To use a mushroom grow bag, start by selecting the right size and type of bag for your mushroom species. Fill the bag with a suitable substrate, sterilize it to eliminate contaminants, inoculate it with mushroom spawn, and maintain the right conditions for mycelium growth and fruiting.
3. Can I grow different types of mushrooms in a Mushroom Grow Bag?
Yes, mushroom grow bags are versatile and can be used to grow various types of mushrooms, including Oyster, Shiitake, and Lion's Mane, among others. Ensure to use the right substrate and conditions for the specific type of mushroom you wish to grow.
4. How do I maintain the right conditions in my Mushroom Grow Bag?
Maintain the right temperature, humidity, and fresh air exchange in and around your mushroom grow bag. Ensure the substrate remains moist, and provide light if necessary for the type of mushroom you are growing.

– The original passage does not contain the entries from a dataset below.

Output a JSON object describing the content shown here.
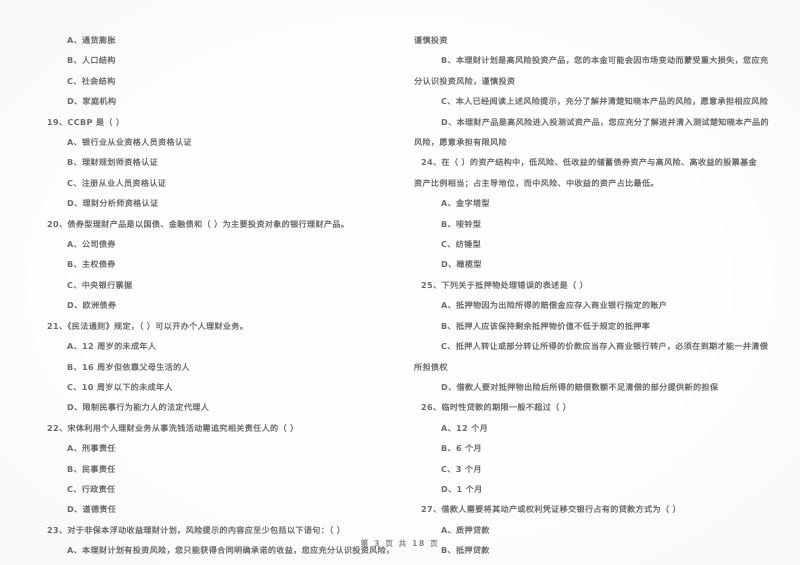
{
  "document": {
    "type": "scanned-exam-paper",
    "background_color": "#fefefe",
    "ink_color": "#606060",
    "footer": "第 3 页 共 18 页"
  },
  "left_column": {
    "lines": [
      {
        "kind": "option",
        "text": "A、通货膨胀"
      },
      {
        "kind": "option",
        "text": "B、人口结构"
      },
      {
        "kind": "option",
        "text": "C、社会结构"
      },
      {
        "kind": "option",
        "text": "D、家庭机构"
      },
      {
        "kind": "stem",
        "text": "19、CCBP 是（      ）"
      },
      {
        "kind": "option",
        "text": "A、银行业从业资格人员资格认证"
      },
      {
        "kind": "option",
        "text": "B、理财规划师资格认证"
      },
      {
        "kind": "option",
        "text": "C、注册从业人员资格认证"
      },
      {
        "kind": "option",
        "text": "D、理财分析师资格认证"
      },
      {
        "kind": "stem",
        "text": "20、债券型理财产品是以国债、金融债和（      ）为主要投资对象的银行理财产品。"
      },
      {
        "kind": "option",
        "text": "A、公司债券"
      },
      {
        "kind": "option",
        "text": "B、主权债券"
      },
      {
        "kind": "option",
        "text": "C、中央银行票据"
      },
      {
        "kind": "option",
        "text": "D、欧洲债券"
      },
      {
        "kind": "stem",
        "text": "21、《民法通则》规定，（      ）可以开办个人理财业务。"
      },
      {
        "kind": "option",
        "text": "A、12 周岁的未成年人"
      },
      {
        "kind": "option",
        "text": "B、16 周岁但依靠父母生活的人"
      },
      {
        "kind": "option",
        "text": "C、10 周岁以下的未成年人"
      },
      {
        "kind": "option",
        "text": "D、限制民事行为能力人的法定代理人"
      },
      {
        "kind": "stem",
        "text": "22、宋体利用个人理财业务从事洗钱活动需追究相关责任人的（      ）"
      },
      {
        "kind": "option",
        "text": "A、刑事责任"
      },
      {
        "kind": "option",
        "text": "B、民事责任"
      },
      {
        "kind": "option",
        "text": "C、行政责任"
      },
      {
        "kind": "option",
        "text": "D、道德责任"
      },
      {
        "kind": "stem",
        "text": "23、对于非保本浮动收益理财计划，风险提示的内容应至少包括以下语句：（      ）"
      },
      {
        "kind": "option",
        "text": "A、本理财计划有投资风险，您只能获得合同明确承诺的收益，您应充分认识投资风险，"
      }
    ]
  },
  "right_column": {
    "lines": [
      {
        "kind": "wrap",
        "text": "谨慎投资"
      },
      {
        "kind": "option",
        "text": "B、本理财计划是高风险投资产品，您的本金可能会因市场变动而蒙受重大损失，您应充"
      },
      {
        "kind": "wrap",
        "text": "分认识投资风险，谨慎投资"
      },
      {
        "kind": "option",
        "text": "C、本人已经阅读上述风险提示，充分了解并清楚知晓本产品的风险，愿意承担相应风险"
      },
      {
        "kind": "option",
        "text": "D、本理财产品是高风险进入投测试资产品，您应充分了解进并清入测试楚知晓本产品的"
      },
      {
        "kind": "wrap",
        "text": "风险，愿意承担有限风险"
      },
      {
        "kind": "stem",
        "text": "24、在（      ）的资产结构中，低风险、低收益的储蓄债券资产与高风险、高收益的股票基金"
      },
      {
        "kind": "wrap",
        "text": "资产比例相当；占主导地位，而中风险、中收益的资产占比最低。"
      },
      {
        "kind": "option",
        "text": "A、金字塔型"
      },
      {
        "kind": "option",
        "text": "B、哑铃型"
      },
      {
        "kind": "option",
        "text": "C、纺锤型"
      },
      {
        "kind": "option",
        "text": "D、橄榄型"
      },
      {
        "kind": "stem",
        "text": "25、下列关于抵押物处理错误的表述是（      ）"
      },
      {
        "kind": "option",
        "text": "A、抵押物因为出险所得的赔偿金应存入商业银行指定的账户"
      },
      {
        "kind": "option",
        "text": "B、抵押人应该保持剩余抵押物价值不低于规定的抵押率"
      },
      {
        "kind": "option",
        "text": "C、抵押人转让或部分转让所得的价款应当存入商业银行转户，必须在到期才能一并清偿"
      },
      {
        "kind": "wrap",
        "text": "所担债权"
      },
      {
        "kind": "option",
        "text": "D、借款人要对抵押物出险后所得的赔偿数额不足清偿的部分提供新的担保"
      },
      {
        "kind": "stem",
        "text": "26、临时性贷款的期限一般不超过（      ）"
      },
      {
        "kind": "option",
        "text": "A、12 个月"
      },
      {
        "kind": "option",
        "text": "B、6 个月"
      },
      {
        "kind": "option",
        "text": "C、3 个月"
      },
      {
        "kind": "option",
        "text": "D、1 个月"
      },
      {
        "kind": "stem",
        "text": "27、借款人需要将其动产或权利凭证移交银行占有的贷款方式为（      ）"
      },
      {
        "kind": "option",
        "text": "A、质押贷款"
      },
      {
        "kind": "option",
        "text": "B、抵押贷款"
      }
    ]
  }
}
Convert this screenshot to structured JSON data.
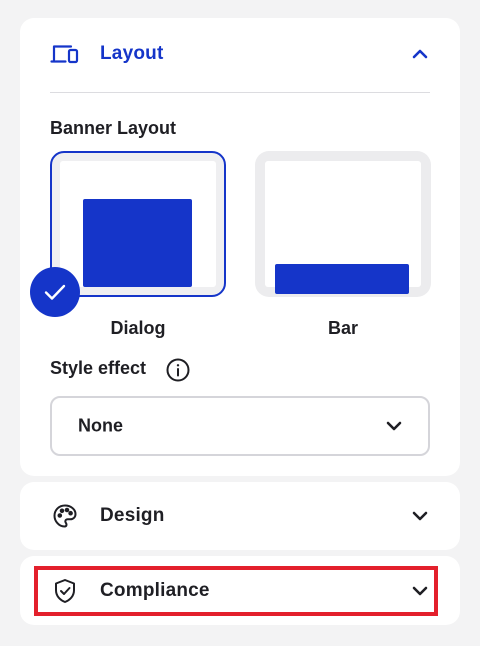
{
  "sections": {
    "layout": {
      "label": "Layout",
      "icon": "devices-icon",
      "expanded": true
    },
    "design": {
      "label": "Design",
      "icon": "palette-icon",
      "expanded": false
    },
    "compliance": {
      "label": "Compliance",
      "icon": "shield-check-icon",
      "expanded": false,
      "highlighted": true
    }
  },
  "banner_layout": {
    "label": "Banner Layout",
    "options": [
      {
        "label": "Dialog",
        "selected": true
      },
      {
        "label": "Bar",
        "selected": false
      }
    ]
  },
  "style_effect": {
    "label": "Style effect",
    "value": "None"
  },
  "colors": {
    "accent": "#1535c9",
    "highlight": "#e3202c",
    "background": "#f3f3f4"
  }
}
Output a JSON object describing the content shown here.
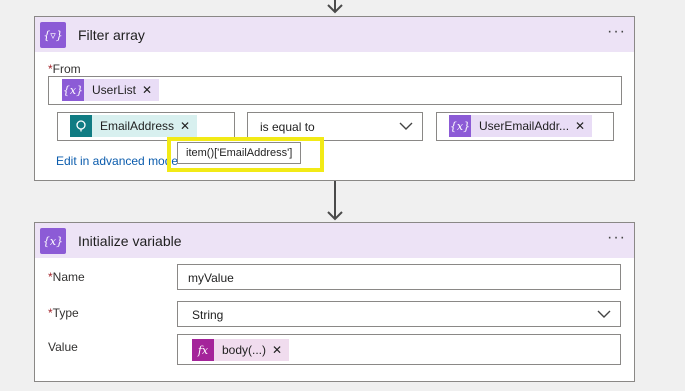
{
  "filter_array": {
    "title": "Filter array",
    "icon": "filter-variable-icon",
    "from_label": "From",
    "from_token": "UserList",
    "left_token": "EmailAddress",
    "operator": "is equal to",
    "right_token": "UserEmailAddr...",
    "advanced_link": "Edit in advanced mode",
    "tooltip": "item()['EmailAddress']"
  },
  "initialize_variable": {
    "title": "Initialize variable",
    "icon": "variable-icon",
    "name_label": "Name",
    "name_value": "myValue",
    "type_label": "Type",
    "type_value": "String",
    "value_label": "Value",
    "value_token": "body(...)"
  },
  "colors": {
    "header_bg": "#ede3f6",
    "variable_purple": "#8c5bd6",
    "dataverse_teal": "#107c83",
    "expression_magenta": "#a4249a",
    "highlight_yellow": "#f2ea16",
    "required_red": "#a4262c",
    "link_blue": "#0b5cad"
  }
}
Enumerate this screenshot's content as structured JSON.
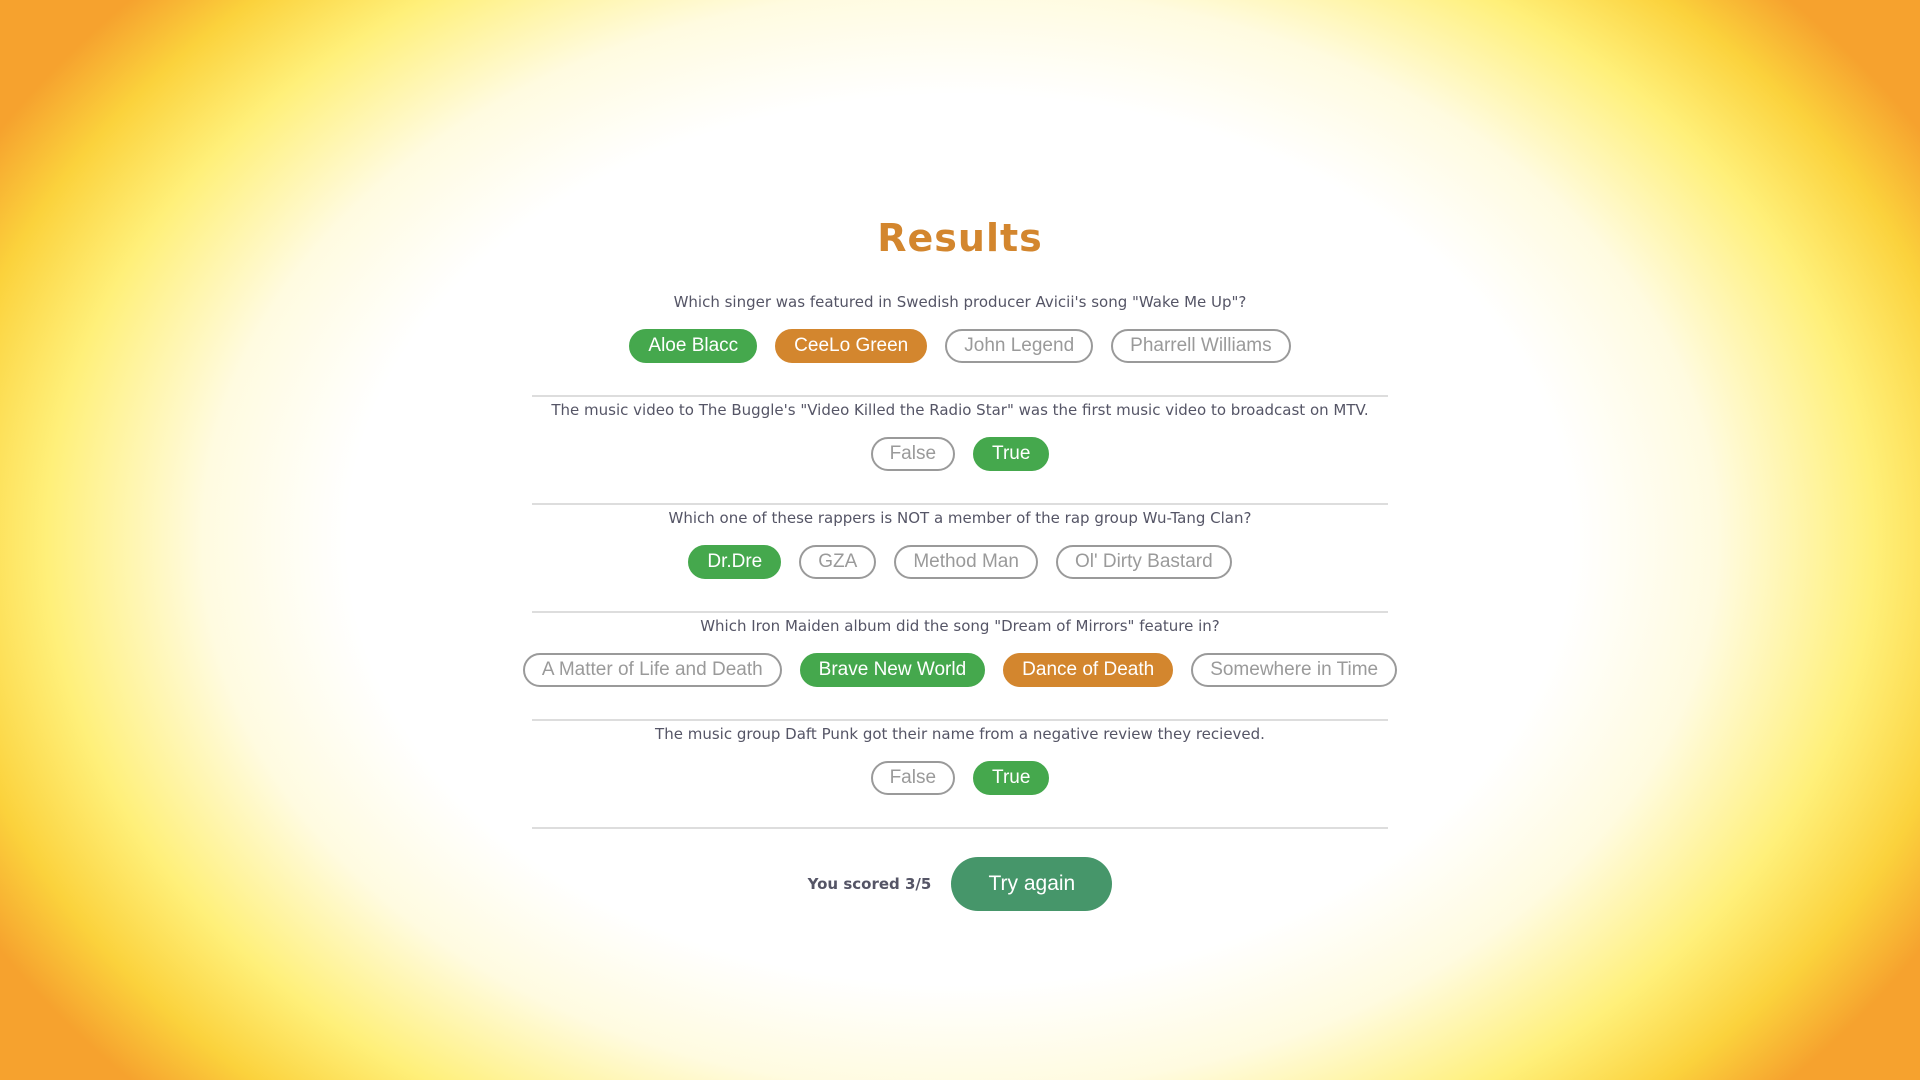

5. When should I harvest mushrooms from my Mushroom Grow Bag?
Harvest mushrooms once they've reached maturity, usually when the caps have uncurled but before they fully upturn. The veil under the cap should be intact or just beginning to break.
6. Can I reuse my Mushroom Grow Bag?
Yes, you can reuse your mushroom grow bag by composting, burying, or re-pasteurizing the used substrate. However, it's crucial to sterilize the bag and use fresh substrate to avoid contamination in subsequent growing cycles.
7. Where can I get a Mushroom Grow Bag?
Mushroom grow bags are available online from specialized suppliers or local gardening stores. They come in various sizes and types to cater to different mushroom growing needs.
8. What are some common issues I might face with my Mushroom Grow Bag?
Common issues include contamination, inadequate moisture levels, failure to achieve full colonization before fruiting, and suboptimal conditions leading to poor mushroom yields. Following the guidelines in this article can help mitigate these challenges.